[Stored data]
++++++
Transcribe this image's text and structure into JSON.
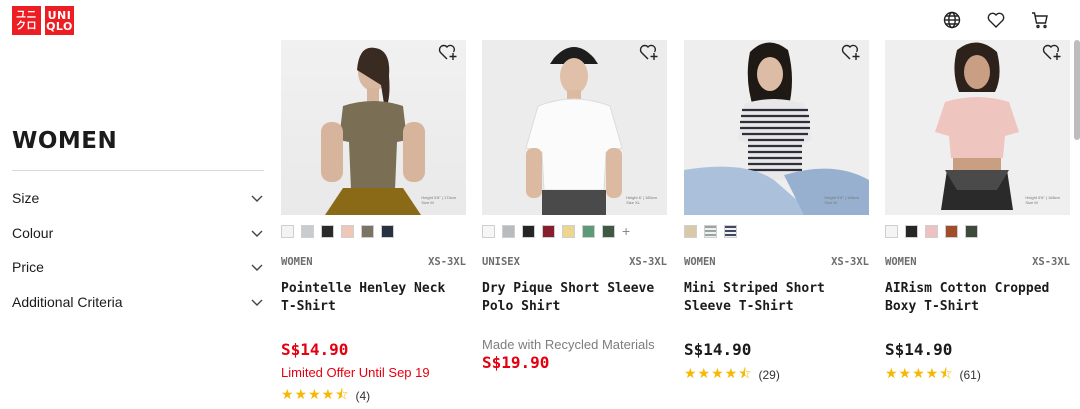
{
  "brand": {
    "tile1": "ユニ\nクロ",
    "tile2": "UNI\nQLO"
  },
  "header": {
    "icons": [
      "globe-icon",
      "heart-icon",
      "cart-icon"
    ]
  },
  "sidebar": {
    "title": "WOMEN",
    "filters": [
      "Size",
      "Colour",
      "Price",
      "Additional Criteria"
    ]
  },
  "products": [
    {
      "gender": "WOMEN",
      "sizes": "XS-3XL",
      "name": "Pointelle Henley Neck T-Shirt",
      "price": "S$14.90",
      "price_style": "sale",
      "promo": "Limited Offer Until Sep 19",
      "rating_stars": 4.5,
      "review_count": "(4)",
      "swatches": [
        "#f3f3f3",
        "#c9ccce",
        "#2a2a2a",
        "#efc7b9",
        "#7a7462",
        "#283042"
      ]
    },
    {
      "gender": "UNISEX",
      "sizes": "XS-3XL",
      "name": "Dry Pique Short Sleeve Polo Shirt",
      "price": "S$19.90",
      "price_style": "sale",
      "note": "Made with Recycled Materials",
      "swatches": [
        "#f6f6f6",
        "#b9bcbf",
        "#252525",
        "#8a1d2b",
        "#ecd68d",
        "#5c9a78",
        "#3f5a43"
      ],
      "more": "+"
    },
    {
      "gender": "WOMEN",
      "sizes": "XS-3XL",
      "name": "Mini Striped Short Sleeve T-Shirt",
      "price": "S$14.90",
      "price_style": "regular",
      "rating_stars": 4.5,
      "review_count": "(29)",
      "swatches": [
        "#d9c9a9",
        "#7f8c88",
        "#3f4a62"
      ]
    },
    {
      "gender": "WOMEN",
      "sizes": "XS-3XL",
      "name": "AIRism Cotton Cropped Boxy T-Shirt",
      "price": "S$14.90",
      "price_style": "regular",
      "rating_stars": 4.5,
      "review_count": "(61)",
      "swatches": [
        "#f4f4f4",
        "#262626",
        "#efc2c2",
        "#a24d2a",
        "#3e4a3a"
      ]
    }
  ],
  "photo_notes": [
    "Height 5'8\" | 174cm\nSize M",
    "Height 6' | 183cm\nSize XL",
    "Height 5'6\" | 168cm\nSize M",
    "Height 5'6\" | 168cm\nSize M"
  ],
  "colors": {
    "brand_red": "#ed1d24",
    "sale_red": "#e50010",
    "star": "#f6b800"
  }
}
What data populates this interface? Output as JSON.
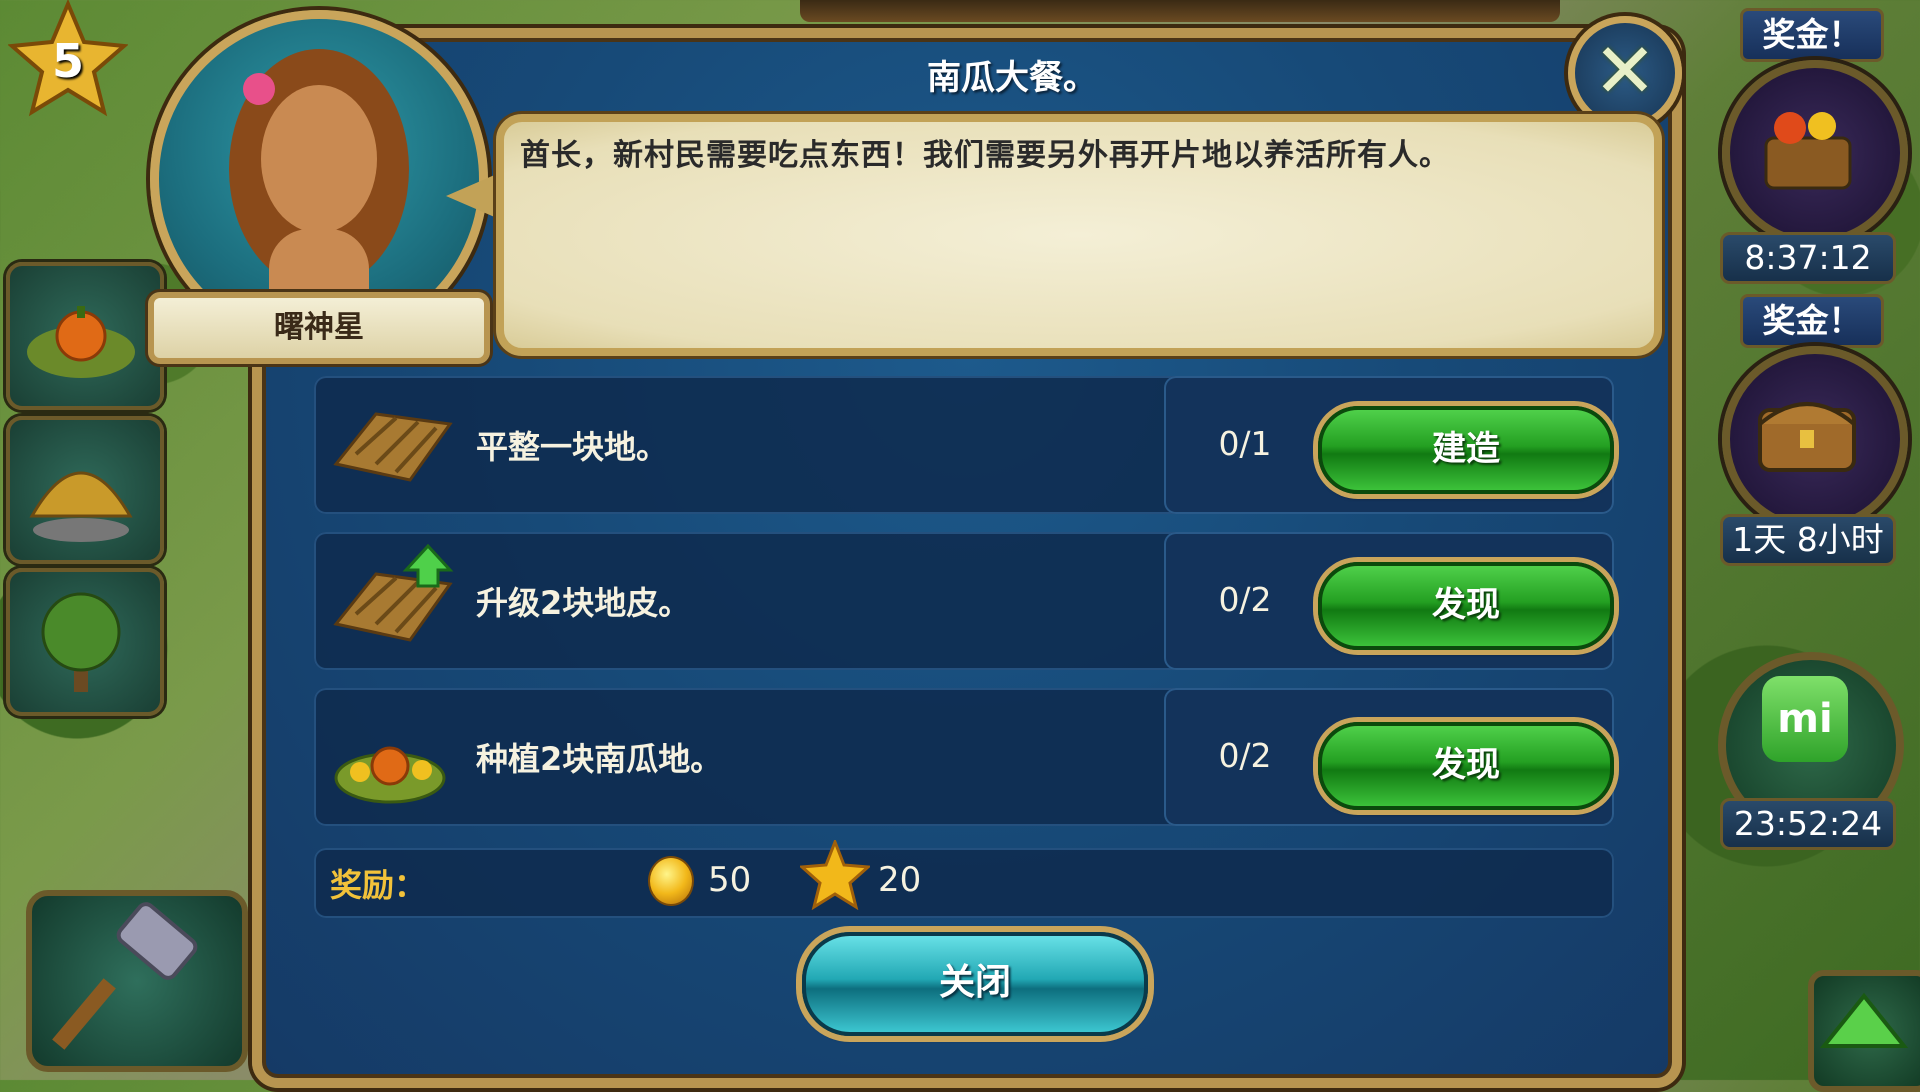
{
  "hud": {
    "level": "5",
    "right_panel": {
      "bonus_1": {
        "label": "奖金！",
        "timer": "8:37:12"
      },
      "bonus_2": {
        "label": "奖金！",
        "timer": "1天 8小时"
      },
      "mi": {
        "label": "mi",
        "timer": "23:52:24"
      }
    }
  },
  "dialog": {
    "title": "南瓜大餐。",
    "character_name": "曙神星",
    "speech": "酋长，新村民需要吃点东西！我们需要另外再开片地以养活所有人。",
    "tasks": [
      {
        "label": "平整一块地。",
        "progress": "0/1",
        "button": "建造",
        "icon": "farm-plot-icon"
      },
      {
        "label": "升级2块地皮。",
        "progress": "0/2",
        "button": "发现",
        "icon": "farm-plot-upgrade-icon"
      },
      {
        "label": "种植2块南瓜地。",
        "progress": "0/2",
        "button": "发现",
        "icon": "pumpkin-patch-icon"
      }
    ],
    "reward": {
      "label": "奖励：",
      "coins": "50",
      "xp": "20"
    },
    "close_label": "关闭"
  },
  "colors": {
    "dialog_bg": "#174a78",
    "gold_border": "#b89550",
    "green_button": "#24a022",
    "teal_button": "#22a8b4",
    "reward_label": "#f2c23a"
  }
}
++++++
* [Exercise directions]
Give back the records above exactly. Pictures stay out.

* [Task solution]
Transcribe this image's text and structure into JSON.
{
  "brand": {
    "tile1": "ユニ\nクロ",
    "tile2": "UNI\nQLO"
  },
  "header": {
    "icons": [
      "globe-icon",
      "heart-icon",
      "cart-icon"
    ]
  },
  "sidebar": {
    "title": "WOMEN",
    "filters": [
      "Size",
      "Colour",
      "Price",
      "Additional Criteria"
    ]
  },
  "products": [
    {
      "gender": "WOMEN",
      "sizes": "XS-3XL",
      "name": "Pointelle Henley Neck T-Shirt",
      "price": "S$14.90",
      "price_style": "sale",
      "promo": "Limited Offer Until Sep 19",
      "rating_stars": 4.5,
      "review_count": "(4)",
      "swatches": [
        "#f3f3f3",
        "#c9ccce",
        "#2a2a2a",
        "#efc7b9",
        "#7a7462",
        "#283042"
      ]
    },
    {
      "gender": "UNISEX",
      "sizes": "XS-3XL",
      "name": "Dry Pique Short Sleeve Polo Shirt",
      "price": "S$19.90",
      "price_style": "sale",
      "note": "Made with Recycled Materials",
      "swatches": [
        "#f6f6f6",
        "#b9bcbf",
        "#252525",
        "#8a1d2b",
        "#ecd68d",
        "#5c9a78",
        "#3f5a43"
      ],
      "more": "+"
    },
    {
      "gender": "WOMEN",
      "sizes": "XS-3XL",
      "name": "Mini Striped Short Sleeve T-Shirt",
      "price": "S$14.90",
      "price_style": "regular",
      "rating_stars": 4.5,
      "review_count": "(29)",
      "swatches": [
        "#d9c9a9",
        "#7f8c88",
        "#3f4a62"
      ]
    },
    {
      "gender": "WOMEN",
      "sizes": "XS-3XL",
      "name": "AIRism Cotton Cropped Boxy T-Shirt",
      "price": "S$14.90",
      "price_style": "regular",
      "rating_stars": 4.5,
      "review_count": "(61)",
      "swatches": [
        "#f4f4f4",
        "#262626",
        "#efc2c2",
        "#a24d2a",
        "#3e4a3a"
      ]
    }
  ],
  "photo_notes": [
    "Height 5'8\" | 174cm\nSize M",
    "Height 6' | 183cm\nSize XL",
    "Height 5'6\" | 168cm\nSize M",
    "Height 5'6\" | 168cm\nSize M"
  ],
  "colors": {
    "brand_red": "#ed1d24",
    "sale_red": "#e50010",
    "star": "#f6b800"
  }
}
What data populates this interface? Output as JSON.
{
  "hud": {
    "level": "5",
    "right_panel": {
      "bonus_1": {
        "label": "奖金！",
        "timer": "8:37:12"
      },
      "bonus_2": {
        "label": "奖金！",
        "timer": "1天 8小时"
      },
      "mi": {
        "label": "mi",
        "timer": "23:52:24"
      }
    }
  },
  "dialog": {
    "title": "南瓜大餐。",
    "character_name": "曙神星",
    "speech": "酋长，新村民需要吃点东西！我们需要另外再开片地以养活所有人。",
    "tasks": [
      {
        "label": "平整一块地。",
        "progress": "0/1",
        "button": "建造",
        "icon": "farm-plot-icon"
      },
      {
        "label": "升级2块地皮。",
        "progress": "0/2",
        "button": "发现",
        "icon": "farm-plot-upgrade-icon"
      },
      {
        "label": "种植2块南瓜地。",
        "progress": "0/2",
        "button": "发现",
        "icon": "pumpkin-patch-icon"
      }
    ],
    "reward": {
      "label": "奖励：",
      "coins": "50",
      "xp": "20"
    },
    "close_label": "关闭"
  },
  "colors": {
    "dialog_bg": "#174a78",
    "gold_border": "#b89550",
    "green_button": "#24a022",
    "teal_button": "#22a8b4",
    "reward_label": "#f2c23a"
  }
}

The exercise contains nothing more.